We see the return of 'Fallout-style' epilogues, where your actions affect the ending of the final game. We get little vignettes that show what happened to the various people and places we met along our journey. Maybe not as many as we'd get in Fallout, but more than we got in Bethesda's Fallout 3. I'll go into more detail update-after-next.

The final fight itself was pretty good, I reckon. Generally I'm not a fan of boss fights in RPGs; most of the time they're slow, clunky affairs that either bedazzle you with too much going on at the same time, or they're easy as piss and over in seconds. The King of Shadows does a good job in being long (three fights in one!), interesting (the statues, which were used in several ways) and challenging (not this time around, but in my first playthrough Khelgar was the sole survivor for most of the battle).

It beats out Sarevok from the original versions of Baldur's Gate (ridiculous Magic Resistance meant the only way to kill him was with arrows and multiple Wands of Monster Summoning); Malak from KOTOR (overpowered for anyone not a Guardian); The Transcendant One from Planescape: Torment (talking to him is so much better). Yes, sometimes it's a little hard to control all your companions if you kept most of them, but the entire party versus the avatar of a rogue magical construct born of an ancient empire is pretty damn cool.

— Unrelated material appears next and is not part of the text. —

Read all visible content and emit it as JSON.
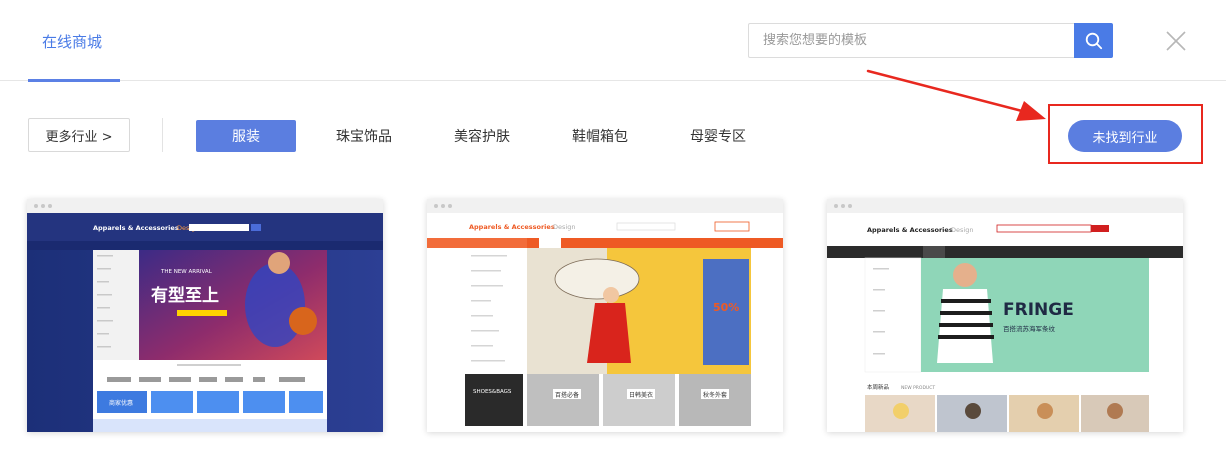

And in the end it's not actually that hard. Tholapsyx was hard; the triple-reaver fight was hard. The King of Shadows is easy - I don't know whether you think that's a good or bad thing in a final boss fight, but I'm willing to accept it.

You want a tough boss fight? I'll show you a tough boss fight.

Just you wait.